Some of Australia’s larger plant industries have appointed specialists to provide biosecurity advice and assistance to growers.
They also communicate with others in the supply chain to support regional and interstate biosecurity efforts. In many cases, they are considered ‘the face of biosecurity’ for an industry.
You can contact these biosecurity officers if you need help with any aspect of biosecurity on your farm.
Grains Producers Australia: Grains Biosecurity Officers are employed as part of the Grains Farm Biosecurity Program that began in 2007 with funding from producer levies and governments.
The grains biosecurity officers located within the Department of Primary Industries in five states are currently focussing on the importance of cleaning and pressure testing of silos in preparation for a busy harvesting and storage period for growers.
Citrus Australia: A part-time Biosecurity Manager, Stuart Pettigrew, was employed during 2013 as part of an industry and HAL funded biosecurity project.
Stuart recently travelled to California and Florida in the USA and saw first-hand the devastation caused to the citrus industry there by huanglongbing and its insect vector, the Asiatic citrus psyllid.

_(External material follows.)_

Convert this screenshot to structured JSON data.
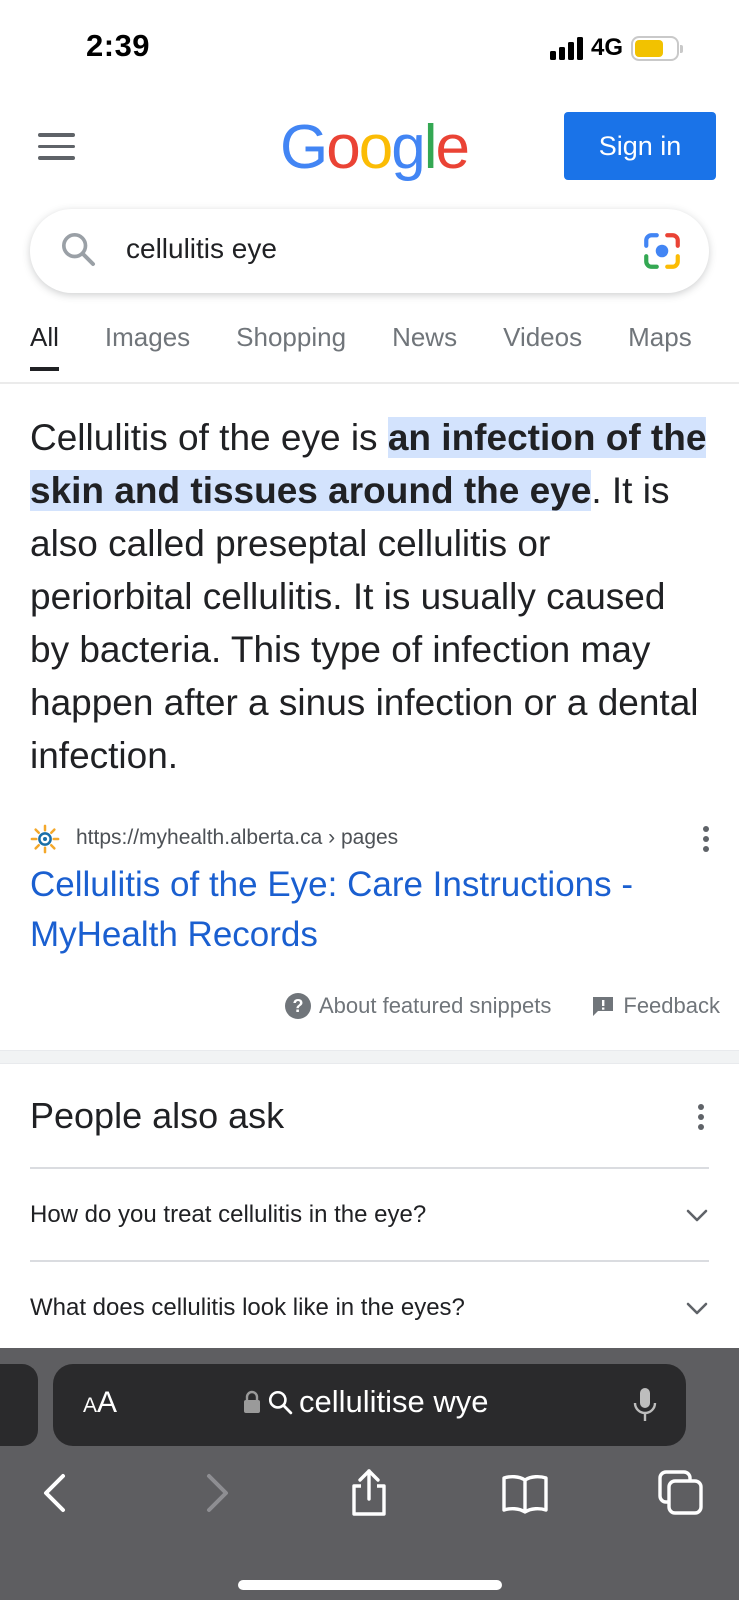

The visit motivated him to focus on coordinated surveillance for citrus pests to protect the industry from some of its biggest biosecurity threats.
AUSVEG: A full-time Biosecurity and Special Projects Coordinator, Jessica Lye, for potatoes and vegetables was appointed in late 2013, with funding from producer levies.
Although Jessica is new to the role, since receiving training in emergency responses she has immediately put it to good use, advising vegetable growers in the Northern Territory affected by or concerned about the Cucumber Green Mottle Mosaic Virus and biosecurity measures to use on-farm.
If you have any queries, please email firstname.lastname@example.org or call and ask for Dr Lye on 03 9882 0277.
As well as providing biosecurity advice to growers, industry biosecurity specialists can advocate on behalf of growers, contribute grower perspectives to industry and governments, and provide direction to future research.